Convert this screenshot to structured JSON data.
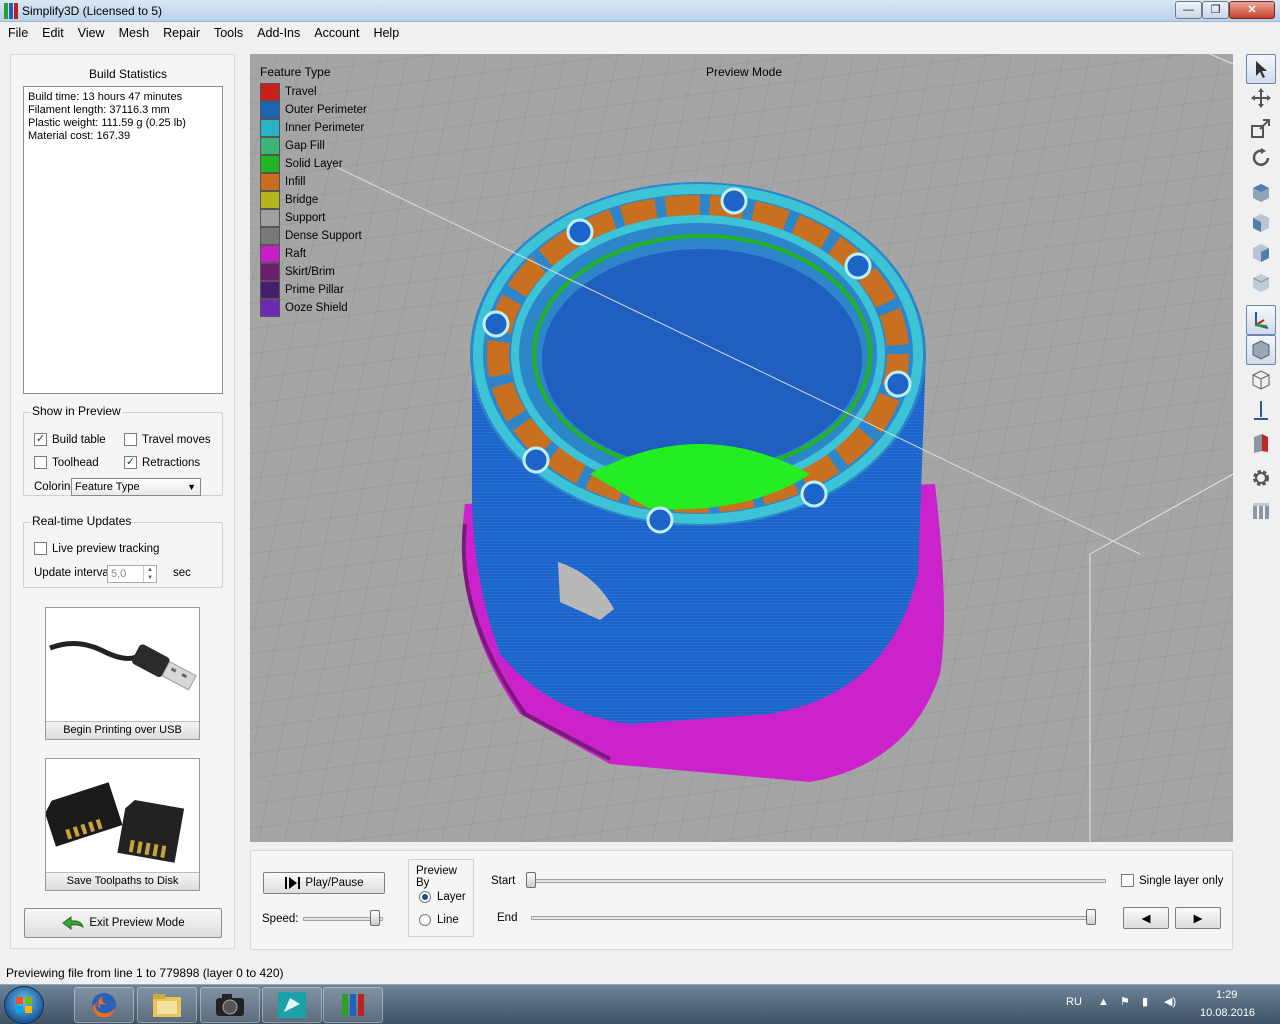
{
  "window": {
    "title": "Simplify3D (Licensed to 5)",
    "controls": {
      "minimize": "—",
      "maximize": "❐",
      "close": "✕"
    }
  },
  "menu": [
    "File",
    "Edit",
    "View",
    "Mesh",
    "Repair",
    "Tools",
    "Add-Ins",
    "Account",
    "Help"
  ],
  "build_stats": {
    "title": "Build Statistics",
    "lines": [
      "Build time: 13 hours 47 minutes",
      "Filament length: 37116.3 mm",
      "Plastic weight: 111.59 g (0.25 lb)",
      "Material cost: 167.39"
    ]
  },
  "show_in_preview": {
    "title": "Show in Preview",
    "build_table": {
      "label": "Build table",
      "checked": true
    },
    "travel_moves": {
      "label": "Travel moves",
      "checked": false
    },
    "toolhead": {
      "label": "Toolhead",
      "checked": false
    },
    "retractions": {
      "label": "Retractions",
      "checked": true
    },
    "coloring_label": "Coloring",
    "coloring_value": "Feature Type"
  },
  "realtime": {
    "title": "Real-time Updates",
    "live_label": "Live preview tracking",
    "live_checked": false,
    "interval_label": "Update interval",
    "interval_value": "5,0",
    "interval_unit": "sec"
  },
  "buttons": {
    "usb": "Begin Printing over USB",
    "disk": "Save Toolpaths to Disk",
    "exit": "Exit Preview Mode",
    "play": "Play/Pause",
    "prev": "◀",
    "next": "▶"
  },
  "viewport": {
    "legend_title": "Feature Type",
    "mode_label": "Preview Mode",
    "legend": [
      {
        "label": "Travel",
        "color": "#c8201c"
      },
      {
        "label": "Outer Perimeter",
        "color": "#1f64b4"
      },
      {
        "label": "Inner Perimeter",
        "color": "#28b4c8"
      },
      {
        "label": "Gap Fill",
        "color": "#3cb478"
      },
      {
        "label": "Solid Layer",
        "color": "#22b422"
      },
      {
        "label": "Infill",
        "color": "#c86e1e"
      },
      {
        "label": "Bridge",
        "color": "#b4b41e"
      },
      {
        "label": "Support",
        "color": "#a0a0a0"
      },
      {
        "label": "Dense Support",
        "color": "#787878"
      },
      {
        "label": "Raft",
        "color": "#c81ec8"
      },
      {
        "label": "Skirt/Brim",
        "color": "#6e1e6e"
      },
      {
        "label": "Prime Pillar",
        "color": "#461e6e"
      },
      {
        "label": "Ooze Shield",
        "color": "#6e28b4"
      }
    ]
  },
  "toolbar_icons": [
    "pointer-icon",
    "move-icon",
    "scale-icon",
    "rotate-icon",
    "view-top-icon",
    "view-front-icon",
    "view-side-icon",
    "view-iso-icon",
    "axes-icon",
    "solid-view-icon",
    "wireframe-icon",
    "z-axis-icon",
    "section-icon",
    "settings-gear-icon",
    "layers-icon"
  ],
  "preview_controls": {
    "speed_label": "Speed:",
    "speed_fraction": 0.9,
    "preview_by_title": "Preview By",
    "layer_label": "Layer",
    "line_label": "Line",
    "preview_by_selected": "Layer",
    "start_label": "Start",
    "end_label": "End",
    "start_fraction": 0.0,
    "end_fraction": 1.0,
    "single_layer_label": "Single layer only",
    "single_layer_checked": false
  },
  "status": "Previewing file from line 1 to 779898 (layer 0 to 420)",
  "taskbar": {
    "apps": [
      "firefox-icon",
      "file-explorer-icon",
      "camera-icon",
      "3dsmax-icon",
      "simplify3d-icon"
    ],
    "lang": "RU",
    "time": "1:29",
    "date": "10.08.2016"
  }
}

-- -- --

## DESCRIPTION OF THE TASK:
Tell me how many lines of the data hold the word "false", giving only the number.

## ANSWER FOR THIS EXERCISE:
4